• [Task]
Please set down, exactly as written, the line containing "Convert this screenshot" and every line after it through the end of the records.
BEGIN Provided entries
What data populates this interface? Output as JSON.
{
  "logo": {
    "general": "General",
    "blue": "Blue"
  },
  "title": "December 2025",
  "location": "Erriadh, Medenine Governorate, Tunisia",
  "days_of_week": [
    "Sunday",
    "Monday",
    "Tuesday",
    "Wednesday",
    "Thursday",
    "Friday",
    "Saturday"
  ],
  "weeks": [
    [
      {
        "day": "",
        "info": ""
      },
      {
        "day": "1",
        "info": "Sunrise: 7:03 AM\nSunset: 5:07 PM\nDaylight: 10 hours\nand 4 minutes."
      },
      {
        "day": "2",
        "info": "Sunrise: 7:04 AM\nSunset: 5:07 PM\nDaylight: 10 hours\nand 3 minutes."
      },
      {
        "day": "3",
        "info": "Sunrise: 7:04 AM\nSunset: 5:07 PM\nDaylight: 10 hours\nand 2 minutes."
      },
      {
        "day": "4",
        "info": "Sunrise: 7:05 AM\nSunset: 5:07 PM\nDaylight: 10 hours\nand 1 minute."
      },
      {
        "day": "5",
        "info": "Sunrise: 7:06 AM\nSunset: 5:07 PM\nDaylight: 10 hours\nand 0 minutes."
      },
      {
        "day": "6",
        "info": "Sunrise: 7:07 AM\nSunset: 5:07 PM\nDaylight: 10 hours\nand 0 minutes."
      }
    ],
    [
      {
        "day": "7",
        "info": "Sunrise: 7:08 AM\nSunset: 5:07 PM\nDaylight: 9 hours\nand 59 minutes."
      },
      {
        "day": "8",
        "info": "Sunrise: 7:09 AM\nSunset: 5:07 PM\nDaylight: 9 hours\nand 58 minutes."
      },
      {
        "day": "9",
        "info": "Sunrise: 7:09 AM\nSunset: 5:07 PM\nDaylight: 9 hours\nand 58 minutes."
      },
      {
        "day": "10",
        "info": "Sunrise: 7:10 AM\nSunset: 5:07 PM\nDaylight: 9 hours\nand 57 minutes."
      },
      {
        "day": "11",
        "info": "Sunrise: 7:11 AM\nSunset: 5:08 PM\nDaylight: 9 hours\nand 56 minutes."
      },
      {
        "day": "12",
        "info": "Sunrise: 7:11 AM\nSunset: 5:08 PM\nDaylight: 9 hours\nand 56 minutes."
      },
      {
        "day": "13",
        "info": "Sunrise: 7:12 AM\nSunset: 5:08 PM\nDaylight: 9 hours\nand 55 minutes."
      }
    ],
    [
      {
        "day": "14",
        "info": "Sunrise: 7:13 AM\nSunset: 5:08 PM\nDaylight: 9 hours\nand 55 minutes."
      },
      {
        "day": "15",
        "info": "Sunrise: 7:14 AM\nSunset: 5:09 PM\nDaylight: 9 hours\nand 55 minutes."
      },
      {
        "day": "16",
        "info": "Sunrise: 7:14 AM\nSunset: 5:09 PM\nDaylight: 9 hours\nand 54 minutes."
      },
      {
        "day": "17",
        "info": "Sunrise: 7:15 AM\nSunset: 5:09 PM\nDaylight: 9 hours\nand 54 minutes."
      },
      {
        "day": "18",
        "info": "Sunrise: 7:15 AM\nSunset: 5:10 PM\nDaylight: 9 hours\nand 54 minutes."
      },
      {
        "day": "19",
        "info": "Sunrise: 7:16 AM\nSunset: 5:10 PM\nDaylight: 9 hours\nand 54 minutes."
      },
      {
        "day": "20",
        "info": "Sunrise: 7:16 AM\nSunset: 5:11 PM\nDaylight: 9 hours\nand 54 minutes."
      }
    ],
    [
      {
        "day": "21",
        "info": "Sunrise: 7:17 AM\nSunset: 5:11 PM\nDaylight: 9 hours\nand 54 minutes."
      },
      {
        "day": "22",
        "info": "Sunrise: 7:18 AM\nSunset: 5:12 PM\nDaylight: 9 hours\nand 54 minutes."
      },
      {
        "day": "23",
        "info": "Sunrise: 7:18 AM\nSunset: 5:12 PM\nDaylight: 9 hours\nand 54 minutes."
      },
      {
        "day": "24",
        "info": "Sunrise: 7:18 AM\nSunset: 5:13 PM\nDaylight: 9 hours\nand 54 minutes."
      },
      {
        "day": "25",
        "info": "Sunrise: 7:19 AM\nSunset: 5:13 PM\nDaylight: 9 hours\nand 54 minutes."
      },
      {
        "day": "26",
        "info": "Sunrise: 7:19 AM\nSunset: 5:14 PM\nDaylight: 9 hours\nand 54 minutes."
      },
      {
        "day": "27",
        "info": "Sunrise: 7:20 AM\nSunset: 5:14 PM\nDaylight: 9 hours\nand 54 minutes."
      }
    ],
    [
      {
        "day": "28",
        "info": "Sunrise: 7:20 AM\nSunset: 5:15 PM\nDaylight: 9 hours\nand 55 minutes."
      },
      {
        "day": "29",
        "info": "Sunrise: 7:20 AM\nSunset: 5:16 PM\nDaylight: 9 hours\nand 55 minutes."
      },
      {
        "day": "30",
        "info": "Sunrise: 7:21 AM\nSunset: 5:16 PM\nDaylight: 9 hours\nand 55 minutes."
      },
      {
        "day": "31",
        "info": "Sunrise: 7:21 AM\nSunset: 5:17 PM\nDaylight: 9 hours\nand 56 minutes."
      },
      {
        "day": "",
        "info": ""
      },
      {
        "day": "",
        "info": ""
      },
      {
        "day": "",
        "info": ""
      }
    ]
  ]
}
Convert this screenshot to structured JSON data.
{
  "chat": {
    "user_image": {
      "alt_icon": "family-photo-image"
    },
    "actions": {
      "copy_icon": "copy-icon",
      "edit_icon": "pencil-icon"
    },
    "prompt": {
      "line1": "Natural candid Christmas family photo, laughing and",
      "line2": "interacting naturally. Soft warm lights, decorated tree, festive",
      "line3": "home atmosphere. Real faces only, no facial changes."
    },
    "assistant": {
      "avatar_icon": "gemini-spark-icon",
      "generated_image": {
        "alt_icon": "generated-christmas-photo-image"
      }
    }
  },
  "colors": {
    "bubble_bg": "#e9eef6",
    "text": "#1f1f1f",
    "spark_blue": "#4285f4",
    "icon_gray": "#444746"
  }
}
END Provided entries
• [Solution to this exercise]
Convert this screenshot to structured JSON data.
{
  "chat": {
    "user_image": {
      "alt_icon": "family-photo-image"
    },
    "actions": {
      "copy_icon": "copy-icon",
      "edit_icon": "pencil-icon"
    },
    "prompt": {
      "line1": "Natural candid Christmas family photo, laughing and",
      "line2": "interacting naturally. Soft warm lights, decorated tree, festive",
      "line3": "home atmosphere. Real faces only, no facial changes."
    },
    "assistant": {
      "avatar_icon": "gemini-spark-icon",
      "generated_image": {
        "alt_icon": "generated-christmas-photo-image"
      }
    }
  },
  "colors": {
    "bubble_bg": "#e9eef6",
    "text": "#1f1f1f",
    "spark_blue": "#4285f4",
    "icon_gray": "#444746"
  }
}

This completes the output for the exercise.